Slate’s Mistakes for the Week of Dec. 30.

Slate's mistakes.
Jan. 3 2014 4:45 AM


Slate’s mistakes.

In a Jan. 3 Education column, Rebecca Schuman misstated the low end of fees for the MLA conference. It is $75, not $100.

In a Jan. 3 Television, Willa Paskin misspelled the character Molesley's name.

In a Jan. 2 Business Insider, Jay Yarow quoted a memo from Western Union calling the telephone an "idiotic" idea. The memo is a fabrication.


In an Dec. 31 Bad Astronomy, Phil Plait misstated that liquid magma under the Earth's surface convects, driving tectonics. It's the plastic-like mantle which does this.

In a Dec. 31 Drink, Kara Newman misstated that Star Trek wine had been released for the TV show's 50th anniversary. Star Trek first aired in 1966, and its 50th anniversary will be in 2016.

In a Dec. 31 Slatest, Mark Joseph Stern described California's most recent redistricting as having been drawn by Republican gerrymander. The state's redistricting was done by nonpartisan commission. The post's wording has been updated to reflect this fact.

In a Dec. 30 Business Insider, Joe Weisenthal wrote that the economist Richard Koo is Japanese. He is Taiwanese-American.

Due to a production error, the caption for a Dec. 30 Science described Arwen and Aragorn as half-elf and half-human.

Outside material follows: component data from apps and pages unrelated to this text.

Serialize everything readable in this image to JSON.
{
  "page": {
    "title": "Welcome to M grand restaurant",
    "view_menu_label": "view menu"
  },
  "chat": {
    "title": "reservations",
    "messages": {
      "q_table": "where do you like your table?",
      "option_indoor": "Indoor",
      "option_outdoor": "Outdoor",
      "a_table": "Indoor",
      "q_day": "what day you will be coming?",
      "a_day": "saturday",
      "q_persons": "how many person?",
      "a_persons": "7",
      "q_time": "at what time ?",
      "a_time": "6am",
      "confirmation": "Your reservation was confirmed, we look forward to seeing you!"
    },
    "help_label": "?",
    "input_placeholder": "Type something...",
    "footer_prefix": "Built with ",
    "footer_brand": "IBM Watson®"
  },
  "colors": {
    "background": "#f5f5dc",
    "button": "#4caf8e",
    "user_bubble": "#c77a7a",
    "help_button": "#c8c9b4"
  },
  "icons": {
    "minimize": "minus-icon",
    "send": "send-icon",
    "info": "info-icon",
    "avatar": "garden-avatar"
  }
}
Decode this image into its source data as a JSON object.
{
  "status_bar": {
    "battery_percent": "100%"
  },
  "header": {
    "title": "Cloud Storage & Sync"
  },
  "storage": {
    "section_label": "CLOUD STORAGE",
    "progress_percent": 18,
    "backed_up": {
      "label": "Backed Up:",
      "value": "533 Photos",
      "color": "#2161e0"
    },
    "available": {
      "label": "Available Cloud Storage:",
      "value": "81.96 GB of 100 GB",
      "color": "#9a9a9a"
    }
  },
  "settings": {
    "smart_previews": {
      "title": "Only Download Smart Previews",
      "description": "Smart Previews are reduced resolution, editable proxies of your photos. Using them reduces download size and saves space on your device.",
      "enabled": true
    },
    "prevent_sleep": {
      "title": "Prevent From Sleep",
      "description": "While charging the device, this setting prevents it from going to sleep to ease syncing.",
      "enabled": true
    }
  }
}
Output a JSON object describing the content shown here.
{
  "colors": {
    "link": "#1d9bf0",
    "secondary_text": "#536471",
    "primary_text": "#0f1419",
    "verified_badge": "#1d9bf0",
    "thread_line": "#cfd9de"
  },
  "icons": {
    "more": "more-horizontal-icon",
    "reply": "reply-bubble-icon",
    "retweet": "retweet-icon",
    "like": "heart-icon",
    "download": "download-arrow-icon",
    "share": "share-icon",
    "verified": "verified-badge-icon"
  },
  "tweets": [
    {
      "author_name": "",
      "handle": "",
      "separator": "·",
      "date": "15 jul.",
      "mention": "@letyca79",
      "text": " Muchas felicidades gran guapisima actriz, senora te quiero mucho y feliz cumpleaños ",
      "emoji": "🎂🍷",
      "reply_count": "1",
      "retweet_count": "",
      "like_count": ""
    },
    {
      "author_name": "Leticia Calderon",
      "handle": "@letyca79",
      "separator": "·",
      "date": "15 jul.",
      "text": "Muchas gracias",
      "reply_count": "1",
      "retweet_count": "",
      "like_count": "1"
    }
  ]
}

Their lineage is apparently much more complicated than that.

In a Dec. 30 TV Club, Maureen Ryan misidentified the Headless Horseman's superheated ax as a superheated sword.

In a Dec. 26 Slatest about Israel’s newly announced prisoners-for-settlements deal, Mark Joseph Stern mistakenly described each planned new housing unit as a "settlement." The deal calls for the construction of 1,400 new homes, spread among an unspecified number of settlements.

In a Dec. 23 Future Tense, Matthew Yglesias misidentified the source of the "All Your Base Are Belong to Us" meme. It comes from the Sega Mega Drive version of Zero Wing, not Zero Drive.

In a Dec. 27, 2013 History, David Plotz misstated how many women and men were photographed in a Life spread about divorce in Los Angeles. There were 22 women and two men, not 23 women and one man.

In a Feb 8, 2010 Politics, Ben Eidelson misstated that since 1991 there have only been four Senate filibusters, making it 0.03 percent of the total. It represents 3 percent of the total.

Slate strives to correct all errors of fact. If you've seen an error in our pages, let us know at General comments should be posted in our Comments sections at the bottom of each article.


Medical Examiner

The Most Terrifying Thing About Ebola 

The disease threatens humanity by preying on humanity.

I Bought the Huge iPhone. I’m Already Thinking of Returning It.

Scotland Is Just the Beginning. Expect More Political Earthquakes in Europe.

Students Aren’t Going to College Football Games as Much Anymore

And schools are getting worried.

Global Marches Demand Action on Climate Change


Blacks Don’t Have a Corporal Punishment Problem

Americans do. But when blacks exhibit the same behaviors as others, it becomes part of a greater black pathology. 

Why a Sketch of Chelsea Manning Is Stirring Up Controversy

How Worried Should Poland, the Baltic States, and Georgia Be About a Russian Invasion?

Sept. 19 2014 1:11 PM Americans' Inexplicable Aversion to the 1990s
  News & Politics
Sept. 20 2014 11:13 AM -30-
Business Insider
Sept. 20 2014 6:30 AM The Man Making Bill Gates Richer
Sept. 20 2014 7:27 AM How Do Plants Grow Aboard the International Space Station?
  Double X
The XX Factor
Sept. 19 2014 4:58 PM Steubenville Gets the Lifetime Treatment (And a Cheerleader Erupts Into Flames)
  Slate Plus
Tv Club
Sept. 21 2014 1:15 PM The Slate Doctor Who Podcast: Episode 5  A spoiler-filled discussion of "Time Heist."
Brow Beat
Sept. 21 2014 2:00 PM Colin Farrell Will Star in True Detective’s Second Season
Future Tense
Sept. 19 2014 6:31 PM The One Big Problem With the Enormous New iPhone
  Health & Science
Bad Astronomy
Sept. 21 2014 8:00 AM An Astronaut’s Guided Video Tour of Earth
Sports Nut
Sept. 18 2014 11:42 AM Grandmaster Clash One of the most amazing feats in chess history just happened, and no one noticed.